▶ _Work instructions_:
Set every entry down again exactly, excluding any pictures.

BEGIN Exercise data

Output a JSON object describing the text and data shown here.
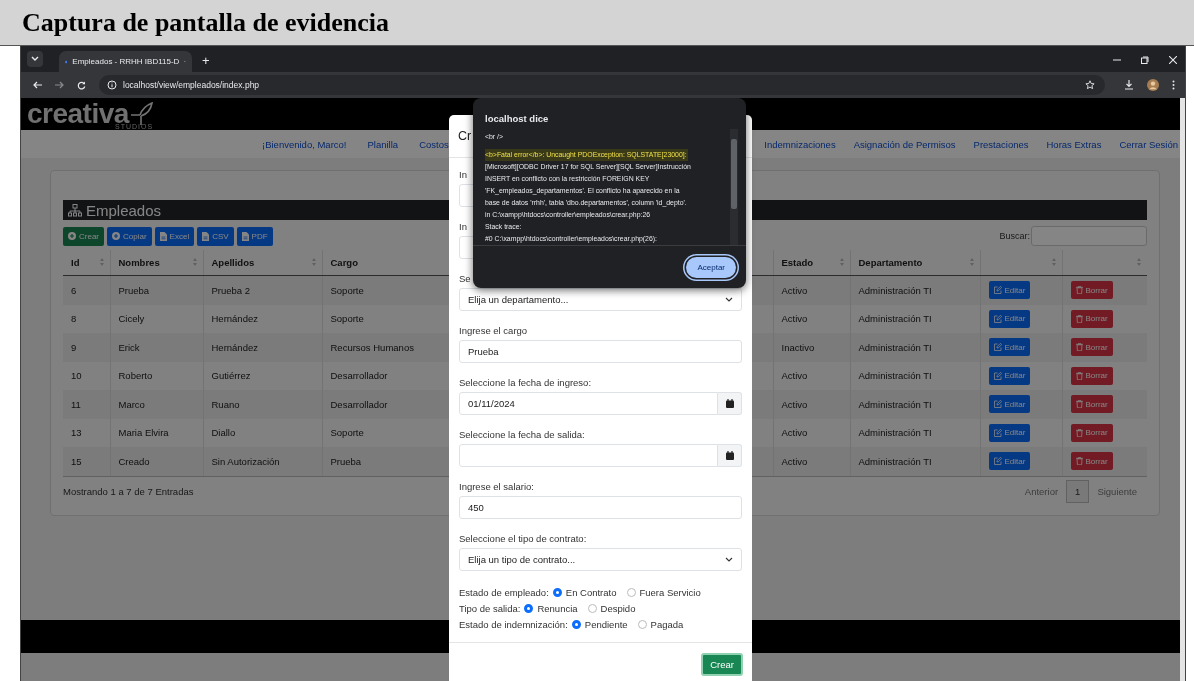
{
  "document_title": "Captura de pantalla de evidencia",
  "browser": {
    "tab_title": "Empleados - RRHH IBD115-D",
    "new_tab": "+",
    "url": "localhost/view/empleados/index.php"
  },
  "site": {
    "logo": "creativa",
    "logo_sub": "STUDIOS",
    "nav_left": [
      "¡Bienvenido, Marco!",
      "Planilla",
      "Costos"
    ],
    "nav_right": [
      "Indemnizaciones",
      "Asignación de Permisos",
      "Prestaciones",
      "Horas Extras",
      "Cerrar Sesión"
    ]
  },
  "card": {
    "title": "Empleados",
    "buttons": [
      {
        "label": "Crear",
        "kind": "create"
      },
      {
        "label": "Copiar",
        "kind": "copy"
      },
      {
        "label": "Excel",
        "kind": "file"
      },
      {
        "label": "CSV",
        "kind": "file"
      },
      {
        "label": "PDF",
        "kind": "file"
      }
    ],
    "search_label": "Buscar:",
    "columns_left": [
      "Id",
      "Nombres",
      "Apellidos",
      "Cargo"
    ],
    "columns_right": [
      "Estado",
      "Departamento"
    ],
    "rows": [
      {
        "id": "6",
        "nombres": "Prueba",
        "apellidos": "Prueba 2",
        "cargo": "Soporte",
        "estado": "Activo",
        "departamento": "Administración TI",
        "edit": "Editar",
        "delete": "Borrar"
      },
      {
        "id": "8",
        "nombres": "Cicely",
        "apellidos": "Hernández",
        "cargo": "Soporte",
        "estado": "Activo",
        "departamento": "Administración TI",
        "edit": "Editar",
        "delete": "Borrar"
      },
      {
        "id": "9",
        "nombres": "Erick",
        "apellidos": "Hernández",
        "cargo": "Recursos Humanos",
        "estado": "Inactivo",
        "departamento": "Administración TI",
        "edit": "Editar",
        "delete": "Borrar"
      },
      {
        "id": "10",
        "nombres": "Roberto",
        "apellidos": "Gutiérrez",
        "cargo": "Desarrollador",
        "estado": "Activo",
        "departamento": "Administración TI",
        "edit": "Editar",
        "delete": "Borrar"
      },
      {
        "id": "11",
        "nombres": "Marco",
        "apellidos": "Ruano",
        "cargo": "Desarrollador",
        "estado": "Activo",
        "departamento": "Administración TI",
        "edit": "Editar",
        "delete": "Borrar"
      },
      {
        "id": "13",
        "nombres": "Maria Elvira",
        "apellidos": "Diallo",
        "cargo": "Soporte",
        "estado": "Activo",
        "departamento": "Administración TI",
        "edit": "Editar",
        "delete": "Borrar"
      },
      {
        "id": "15",
        "nombres": "Creado",
        "apellidos": "Sin Autorización",
        "cargo": "Prueba",
        "estado": "Activo",
        "departamento": "Administración TI",
        "edit": "Editar",
        "delete": "Borrar"
      }
    ],
    "info": "Mostrando 1 a 7 de 7 Entradas",
    "pagination": {
      "previous": "Anterior",
      "page": "1",
      "next": "Siguiente"
    }
  },
  "modal": {
    "title": "Cr",
    "fields": [
      {
        "kind": "text",
        "label": "In"
      },
      {
        "kind": "text",
        "label": "In"
      },
      {
        "kind": "select",
        "label": "Se",
        "value": "Elija un departamento..."
      },
      {
        "kind": "text",
        "label": "Ingrese el cargo",
        "value": "Prueba"
      },
      {
        "kind": "date",
        "label": "Seleccione la fecha de ingreso:",
        "value": "01/11/2024"
      },
      {
        "kind": "date",
        "label": "Seleccione la fecha de salida:"
      },
      {
        "kind": "text",
        "label": "Ingrese el salario:",
        "value": "450"
      },
      {
        "kind": "select",
        "label": "Seleccione el tipo de contrato:",
        "value": "Elija un tipo de contrato..."
      }
    ],
    "radio_groups": [
      {
        "label": "Estado de empleado:",
        "options": [
          {
            "label": "En Contrato",
            "selected": true
          },
          {
            "label": "Fuera Servicio",
            "selected": false
          }
        ]
      },
      {
        "label": "Tipo de salida:",
        "options": [
          {
            "label": "Renuncia",
            "selected": true
          },
          {
            "label": "Despido",
            "selected": false
          }
        ]
      },
      {
        "label": "Estado de indemnización:",
        "options": [
          {
            "label": "Pendiente",
            "selected": true
          },
          {
            "label": "Pagada",
            "selected": false
          }
        ]
      }
    ],
    "submit": "Crear"
  },
  "alert": {
    "title": "localhost dice",
    "lines": [
      {
        "text": "<br />",
        "highlighted": false
      },
      {
        "text": "<b>Fatal error</b>:  Uncaught PDOException: SQLSTATE[23000]:",
        "highlighted": true
      },
      {
        "text": "[Microsoft][ODBC Driver 17 for SQL Server][SQL Server]Instrucción",
        "highlighted": false
      },
      {
        "text": "INSERT en conflicto con la restricción FOREIGN KEY",
        "highlighted": false
      },
      {
        "text": "'FK_empleados_departamentos'. El conflicto ha aparecido en la",
        "highlighted": false
      },
      {
        "text": "base de datos 'rrhh', tabla 'dbo.departamentos', column 'id_depto'.",
        "highlighted": false
      },
      {
        "text": "in C:\\xampp\\htdocs\\controller\\empleados\\crear.php:26",
        "highlighted": false
      },
      {
        "text": "Stack trace:",
        "highlighted": false
      },
      {
        "text": "#0 C:\\xampp\\htdocs\\controller\\empleados\\crear.php(26):",
        "highlighted": false
      }
    ],
    "button": "Aceptar"
  }
}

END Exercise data

▶ _Final answer_:
Output a JSON object describing the text and data shown here.
{
  "document_title": "Captura de pantalla de evidencia",
  "browser": {
    "tab_title": "Empleados - RRHH IBD115-D",
    "new_tab": "+",
    "url": "localhost/view/empleados/index.php"
  },
  "site": {
    "logo": "creativa",
    "logo_sub": "STUDIOS",
    "nav_left": [
      "¡Bienvenido, Marco!",
      "Planilla",
      "Costos"
    ],
    "nav_right": [
      "Indemnizaciones",
      "Asignación de Permisos",
      "Prestaciones",
      "Horas Extras",
      "Cerrar Sesión"
    ]
  },
  "card": {
    "title": "Empleados",
    "buttons": [
      {
        "label": "Crear",
        "kind": "create"
      },
      {
        "label": "Copiar",
        "kind": "copy"
      },
      {
        "label": "Excel",
        "kind": "file"
      },
      {
        "label": "CSV",
        "kind": "file"
      },
      {
        "label": "PDF",
        "kind": "file"
      }
    ],
    "search_label": "Buscar:",
    "columns_left": [
      "Id",
      "Nombres",
      "Apellidos",
      "Cargo"
    ],
    "columns_right": [
      "Estado",
      "Departamento"
    ],
    "rows": [
      {
        "id": "6",
        "nombres": "Prueba",
        "apellidos": "Prueba 2",
        "cargo": "Soporte",
        "estado": "Activo",
        "departamento": "Administración TI",
        "edit": "Editar",
        "delete": "Borrar"
      },
      {
        "id": "8",
        "nombres": "Cicely",
        "apellidos": "Hernández",
        "cargo": "Soporte",
        "estado": "Activo",
        "departamento": "Administración TI",
        "edit": "Editar",
        "delete": "Borrar"
      },
      {
        "id": "9",
        "nombres": "Erick",
        "apellidos": "Hernández",
        "cargo": "Recursos Humanos",
        "estado": "Inactivo",
        "departamento": "Administración TI",
        "edit": "Editar",
        "delete": "Borrar"
      },
      {
        "id": "10",
        "nombres": "Roberto",
        "apellidos": "Gutiérrez",
        "cargo": "Desarrollador",
        "estado": "Activo",
        "departamento": "Administración TI",
        "edit": "Editar",
        "delete": "Borrar"
      },
      {
        "id": "11",
        "nombres": "Marco",
        "apellidos": "Ruano",
        "cargo": "Desarrollador",
        "estado": "Activo",
        "departamento": "Administración TI",
        "edit": "Editar",
        "delete": "Borrar"
      },
      {
        "id": "13",
        "nombres": "Maria Elvira",
        "apellidos": "Diallo",
        "cargo": "Soporte",
        "estado": "Activo",
        "departamento": "Administración TI",
        "edit": "Editar",
        "delete": "Borrar"
      },
      {
        "id": "15",
        "nombres": "Creado",
        "apellidos": "Sin Autorización",
        "cargo": "Prueba",
        "estado": "Activo",
        "departamento": "Administración TI",
        "edit": "Editar",
        "delete": "Borrar"
      }
    ],
    "info": "Mostrando 1 a 7 de 7 Entradas",
    "pagination": {
      "previous": "Anterior",
      "page": "1",
      "next": "Siguiente"
    }
  },
  "modal": {
    "title": "Cr",
    "fields": [
      {
        "kind": "text",
        "label": "In"
      },
      {
        "kind": "text",
        "label": "In"
      },
      {
        "kind": "select",
        "label": "Se",
        "value": "Elija un departamento..."
      },
      {
        "kind": "text",
        "label": "Ingrese el cargo",
        "value": "Prueba"
      },
      {
        "kind": "date",
        "label": "Seleccione la fecha de ingreso:",
        "value": "01/11/2024"
      },
      {
        "kind": "date",
        "label": "Seleccione la fecha de salida:"
      },
      {
        "kind": "text",
        "label": "Ingrese el salario:",
        "value": "450"
      },
      {
        "kind": "select",
        "label": "Seleccione el tipo de contrato:",
        "value": "Elija un tipo de contrato..."
      }
    ],
    "radio_groups": [
      {
        "label": "Estado de empleado:",
        "options": [
          {
            "label": "En Contrato",
            "selected": true
          },
          {
            "label": "Fuera Servicio",
            "selected": false
          }
        ]
      },
      {
        "label": "Tipo de salida:",
        "options": [
          {
            "label": "Renuncia",
            "selected": true
          },
          {
            "label": "Despido",
            "selected": false
          }
        ]
      },
      {
        "label": "Estado de indemnización:",
        "options": [
          {
            "label": "Pendiente",
            "selected": true
          },
          {
            "label": "Pagada",
            "selected": false
          }
        ]
      }
    ],
    "submit": "Crear"
  },
  "alert": {
    "title": "localhost dice",
    "lines": [
      {
        "text": "<br />",
        "highlighted": false
      },
      {
        "text": "<b>Fatal error</b>:  Uncaught PDOException: SQLSTATE[23000]:",
        "highlighted": true
      },
      {
        "text": "[Microsoft][ODBC Driver 17 for SQL Server][SQL Server]Instrucción",
        "highlighted": false
      },
      {
        "text": "INSERT en conflicto con la restricción FOREIGN KEY",
        "highlighted": false
      },
      {
        "text": "'FK_empleados_departamentos'. El conflicto ha aparecido en la",
        "highlighted": false
      },
      {
        "text": "base de datos 'rrhh', tabla 'dbo.departamentos', column 'id_depto'.",
        "highlighted": false
      },
      {
        "text": "in C:\\xampp\\htdocs\\controller\\empleados\\crear.php:26",
        "highlighted": false
      },
      {
        "text": "Stack trace:",
        "highlighted": false
      },
      {
        "text": "#0 C:\\xampp\\htdocs\\controller\\empleados\\crear.php(26):",
        "highlighted": false
      }
    ],
    "button": "Aceptar"
  }
}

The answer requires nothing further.